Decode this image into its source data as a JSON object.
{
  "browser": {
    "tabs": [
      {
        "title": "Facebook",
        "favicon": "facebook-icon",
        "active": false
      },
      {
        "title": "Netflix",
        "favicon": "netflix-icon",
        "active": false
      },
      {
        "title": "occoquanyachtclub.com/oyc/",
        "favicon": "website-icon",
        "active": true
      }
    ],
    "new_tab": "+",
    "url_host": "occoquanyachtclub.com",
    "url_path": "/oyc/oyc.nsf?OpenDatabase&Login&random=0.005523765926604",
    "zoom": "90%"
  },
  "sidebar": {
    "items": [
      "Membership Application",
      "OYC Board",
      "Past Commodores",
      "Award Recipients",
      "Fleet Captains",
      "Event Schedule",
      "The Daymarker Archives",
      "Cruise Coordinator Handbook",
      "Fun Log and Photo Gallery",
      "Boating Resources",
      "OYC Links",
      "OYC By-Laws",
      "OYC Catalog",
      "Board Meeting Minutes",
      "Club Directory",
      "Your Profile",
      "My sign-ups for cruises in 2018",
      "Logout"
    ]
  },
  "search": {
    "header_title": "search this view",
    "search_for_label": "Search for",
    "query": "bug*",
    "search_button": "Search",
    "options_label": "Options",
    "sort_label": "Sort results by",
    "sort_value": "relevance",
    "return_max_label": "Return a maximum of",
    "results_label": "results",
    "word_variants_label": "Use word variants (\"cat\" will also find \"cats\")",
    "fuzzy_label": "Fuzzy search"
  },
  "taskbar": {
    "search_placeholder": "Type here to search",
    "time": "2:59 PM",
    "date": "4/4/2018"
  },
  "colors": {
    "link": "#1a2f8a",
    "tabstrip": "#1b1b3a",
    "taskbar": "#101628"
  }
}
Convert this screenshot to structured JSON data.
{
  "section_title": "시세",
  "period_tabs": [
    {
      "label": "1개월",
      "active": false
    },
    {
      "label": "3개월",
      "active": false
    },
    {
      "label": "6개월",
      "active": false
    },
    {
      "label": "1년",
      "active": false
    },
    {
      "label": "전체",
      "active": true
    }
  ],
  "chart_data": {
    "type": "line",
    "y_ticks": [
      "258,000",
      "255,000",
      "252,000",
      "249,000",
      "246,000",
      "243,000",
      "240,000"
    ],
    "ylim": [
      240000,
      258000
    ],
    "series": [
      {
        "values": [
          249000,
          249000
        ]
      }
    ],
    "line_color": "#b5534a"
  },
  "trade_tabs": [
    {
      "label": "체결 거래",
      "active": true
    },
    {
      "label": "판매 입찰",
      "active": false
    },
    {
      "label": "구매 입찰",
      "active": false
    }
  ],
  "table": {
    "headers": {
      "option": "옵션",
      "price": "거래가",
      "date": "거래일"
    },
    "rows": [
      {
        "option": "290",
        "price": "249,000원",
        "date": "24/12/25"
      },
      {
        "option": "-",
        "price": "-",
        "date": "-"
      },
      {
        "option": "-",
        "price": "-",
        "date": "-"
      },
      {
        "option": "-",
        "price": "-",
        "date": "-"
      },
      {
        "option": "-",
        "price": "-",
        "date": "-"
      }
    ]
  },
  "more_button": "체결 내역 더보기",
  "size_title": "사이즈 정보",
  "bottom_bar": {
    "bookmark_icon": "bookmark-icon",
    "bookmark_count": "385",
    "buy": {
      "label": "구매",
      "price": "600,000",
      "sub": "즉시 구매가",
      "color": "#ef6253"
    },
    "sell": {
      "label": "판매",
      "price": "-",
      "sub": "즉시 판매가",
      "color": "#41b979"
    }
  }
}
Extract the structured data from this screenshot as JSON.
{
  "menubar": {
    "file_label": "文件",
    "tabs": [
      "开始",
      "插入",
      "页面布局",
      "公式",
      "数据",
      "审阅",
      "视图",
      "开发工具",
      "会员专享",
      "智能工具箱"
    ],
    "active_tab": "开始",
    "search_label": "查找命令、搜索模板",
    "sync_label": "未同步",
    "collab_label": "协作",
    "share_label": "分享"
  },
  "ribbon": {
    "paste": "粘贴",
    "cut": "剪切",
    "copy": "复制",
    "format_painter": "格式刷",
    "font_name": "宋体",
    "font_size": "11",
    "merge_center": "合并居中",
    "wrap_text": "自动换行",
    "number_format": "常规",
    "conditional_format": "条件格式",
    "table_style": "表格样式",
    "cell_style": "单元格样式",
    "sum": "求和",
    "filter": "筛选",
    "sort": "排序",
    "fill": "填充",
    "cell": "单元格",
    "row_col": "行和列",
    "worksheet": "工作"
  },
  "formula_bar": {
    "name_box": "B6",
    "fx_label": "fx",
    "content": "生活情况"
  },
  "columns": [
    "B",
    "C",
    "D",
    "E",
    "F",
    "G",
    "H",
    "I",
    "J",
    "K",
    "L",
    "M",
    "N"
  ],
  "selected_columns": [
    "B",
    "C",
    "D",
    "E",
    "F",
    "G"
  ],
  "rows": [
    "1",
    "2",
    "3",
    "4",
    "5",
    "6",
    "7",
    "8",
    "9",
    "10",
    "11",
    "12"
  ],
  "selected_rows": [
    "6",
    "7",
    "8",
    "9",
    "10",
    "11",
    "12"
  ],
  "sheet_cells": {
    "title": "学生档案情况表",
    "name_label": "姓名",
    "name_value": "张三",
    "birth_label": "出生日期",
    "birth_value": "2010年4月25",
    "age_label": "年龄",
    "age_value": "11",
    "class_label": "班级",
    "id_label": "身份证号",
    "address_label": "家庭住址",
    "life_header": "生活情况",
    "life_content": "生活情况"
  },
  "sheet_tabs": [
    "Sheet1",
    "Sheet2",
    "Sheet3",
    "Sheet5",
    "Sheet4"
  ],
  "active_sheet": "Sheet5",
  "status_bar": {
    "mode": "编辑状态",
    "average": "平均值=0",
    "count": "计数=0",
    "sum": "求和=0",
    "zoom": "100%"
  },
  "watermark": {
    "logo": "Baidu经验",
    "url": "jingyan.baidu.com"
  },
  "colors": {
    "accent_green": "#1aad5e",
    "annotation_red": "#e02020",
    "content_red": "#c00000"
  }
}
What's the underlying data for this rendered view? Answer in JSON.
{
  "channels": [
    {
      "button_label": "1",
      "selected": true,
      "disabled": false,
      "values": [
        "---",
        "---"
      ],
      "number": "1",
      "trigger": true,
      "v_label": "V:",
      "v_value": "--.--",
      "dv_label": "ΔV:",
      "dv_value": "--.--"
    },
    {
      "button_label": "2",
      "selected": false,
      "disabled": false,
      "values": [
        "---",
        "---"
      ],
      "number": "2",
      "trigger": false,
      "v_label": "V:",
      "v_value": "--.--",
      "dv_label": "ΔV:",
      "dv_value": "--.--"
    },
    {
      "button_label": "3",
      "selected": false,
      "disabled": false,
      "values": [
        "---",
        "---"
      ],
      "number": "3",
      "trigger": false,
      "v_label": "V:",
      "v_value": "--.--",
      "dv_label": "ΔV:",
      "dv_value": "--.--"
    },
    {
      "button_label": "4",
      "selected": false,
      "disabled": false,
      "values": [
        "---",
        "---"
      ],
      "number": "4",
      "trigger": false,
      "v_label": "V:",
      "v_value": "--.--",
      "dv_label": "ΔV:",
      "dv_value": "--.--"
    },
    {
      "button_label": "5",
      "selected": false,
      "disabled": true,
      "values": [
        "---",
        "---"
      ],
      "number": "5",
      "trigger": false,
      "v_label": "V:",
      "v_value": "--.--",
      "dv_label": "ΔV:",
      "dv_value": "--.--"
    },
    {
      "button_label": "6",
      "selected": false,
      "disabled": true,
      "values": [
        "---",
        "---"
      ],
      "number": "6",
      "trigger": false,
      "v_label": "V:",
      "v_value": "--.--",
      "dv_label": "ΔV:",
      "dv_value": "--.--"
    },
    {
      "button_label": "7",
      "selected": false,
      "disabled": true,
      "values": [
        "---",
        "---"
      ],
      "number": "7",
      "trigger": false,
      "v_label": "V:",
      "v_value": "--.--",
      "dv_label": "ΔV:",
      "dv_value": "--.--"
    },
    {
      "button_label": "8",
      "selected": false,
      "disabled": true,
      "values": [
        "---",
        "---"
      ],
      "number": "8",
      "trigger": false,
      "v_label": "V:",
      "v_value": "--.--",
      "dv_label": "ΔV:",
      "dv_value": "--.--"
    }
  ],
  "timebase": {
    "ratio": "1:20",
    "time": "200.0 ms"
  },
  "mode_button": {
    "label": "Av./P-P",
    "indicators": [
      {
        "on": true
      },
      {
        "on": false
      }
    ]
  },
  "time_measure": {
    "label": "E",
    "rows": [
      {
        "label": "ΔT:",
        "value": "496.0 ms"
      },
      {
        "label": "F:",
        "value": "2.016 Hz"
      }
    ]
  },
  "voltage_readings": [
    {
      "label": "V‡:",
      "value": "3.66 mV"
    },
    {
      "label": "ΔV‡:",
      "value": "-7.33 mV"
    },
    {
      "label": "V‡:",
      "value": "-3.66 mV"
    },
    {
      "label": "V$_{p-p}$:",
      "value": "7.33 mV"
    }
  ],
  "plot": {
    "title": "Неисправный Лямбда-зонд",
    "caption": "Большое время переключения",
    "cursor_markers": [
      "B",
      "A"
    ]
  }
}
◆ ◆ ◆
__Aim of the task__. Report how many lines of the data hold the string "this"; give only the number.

__Task solution__. 5